At the close of China's National People's Congress in Tuesday, Mr. Wen also blasted Taiwan President Chen Shui-bian, saying his proposed constitutional changes and the scrapping of policy guidelines on eventual unification are a provocation.

But the Chinese leader also offered an olive branch of sorts, saying Beijing is ready to hold talks with any party in Taiwan, including the DPP, on the condition that it gives up pursuing independence for the island.

DPP Secretary-General Lin Chia-lung told VOA Wednesday that while his party welcomes the willingness to talk, the Beijing government has to make such a proposal without any conditions.

"It seems like just empty rhetoric because China uses talk as a tactic to divide and rule Taiwan society," he said.

The DPP has advocated independence for the island, angering Beijing, which considers Taiwan part of its territory.

The Kuomintang, or KMT, leads the opposition, and is against independence. The party favors improving the relationship with the mainland.

KMT Chairman Ma Ying Jeou, who is also mayor of Taipei, says his party is willing to talk with Beijing.

Ma says both the DPP government and the leadership in Beijing must share the blame for the tensions across the Taiwan Strait over the past few years.

"We are watching all these developments with dismay and worry … We call upon both sides to cease doing that. They should really stick to the status quo," he said.

Taiwan has been governed separately since KMT forces fled mainland China as the Communists took over in 1949. The Beijing leadership vows to halt any attempts by Taiwan to declare formal independence, by force if necessary.

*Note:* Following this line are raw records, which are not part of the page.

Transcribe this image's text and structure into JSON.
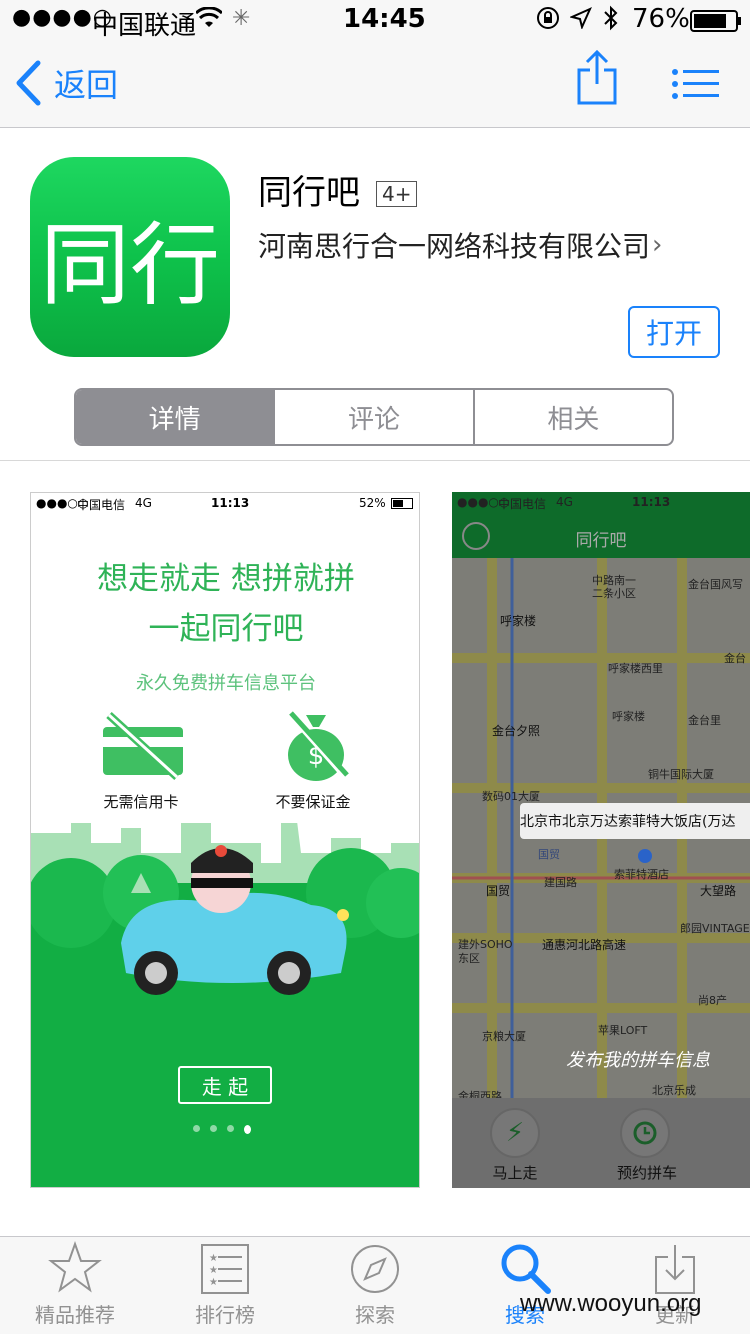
{
  "status_bar": {
    "signal": "●●●●○",
    "carrier": "中国联通",
    "time": "14:45",
    "battery_pct": "76%"
  },
  "nav": {
    "back_label": "返回"
  },
  "app": {
    "name": "同行吧",
    "age_rating": "4+",
    "developer": "河南思行合一网络科技有限公司",
    "open_label": "打开",
    "icon_text": "同行"
  },
  "segments": [
    "详情",
    "评论",
    "相关"
  ],
  "shot1": {
    "signal": "●●●○○",
    "carrier": "中国电信",
    "net": "4G",
    "time": "11:13",
    "battery": "52%",
    "headline1": "想走就走 想拼就拼",
    "headline2": "一起同行吧",
    "tagline": "永久免费拼车信息平台",
    "feature1": "无需信用卡",
    "feature2": "不要保证金",
    "go_label": "走 起"
  },
  "shot2": {
    "signal": "●●●○○",
    "carrier": "中国电信",
    "net": "4G",
    "time": "11:13",
    "title": "同行吧",
    "callout": "北京市北京万达索菲特大饭店(万达",
    "handwriting": "发布我的拼车信息",
    "btn1": "马上走",
    "btn2": "预约拼车",
    "map_labels": [
      "中路南一",
      "二条小区",
      "金台国风写",
      "呼家楼",
      "呼家楼西里",
      "金台",
      "金台夕照",
      "呼家楼",
      "金台里",
      "铜牛国际大厦",
      "数码01大厦",
      "国贸",
      "国贸",
      "建国路",
      "索菲特酒店",
      "大望路",
      "建外SOHO",
      "东区",
      "通惠河北路高速",
      "郎园VINTAGE",
      "尚8产",
      "京粮大厦",
      "苹果LOFT",
      "北京乐成",
      "金桐西路"
    ]
  },
  "tabbar": {
    "tabs": [
      {
        "label": "精品推荐",
        "icon": "star-icon"
      },
      {
        "label": "排行榜",
        "icon": "list-icon"
      },
      {
        "label": "探索",
        "icon": "compass-icon"
      },
      {
        "label": "搜索",
        "icon": "search-icon"
      },
      {
        "label": "更新",
        "icon": "download-icon"
      }
    ]
  },
  "watermark": "www.wooyun.org",
  "colors": {
    "accent": "#1a82fb",
    "green": "#10b14a",
    "segment": "#8e8e93"
  }
}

The United States has promised to help Taiwan defend itself against attack by mainland China, but urges both sides to avoid any unilateral action that would change the status quo.

Since his re-election in 2004, Taiwan's President Chen has seen his approval rating dwindle because of an economic downturn and a perception that he has not kept promises on a variety of issues, including tensions with China.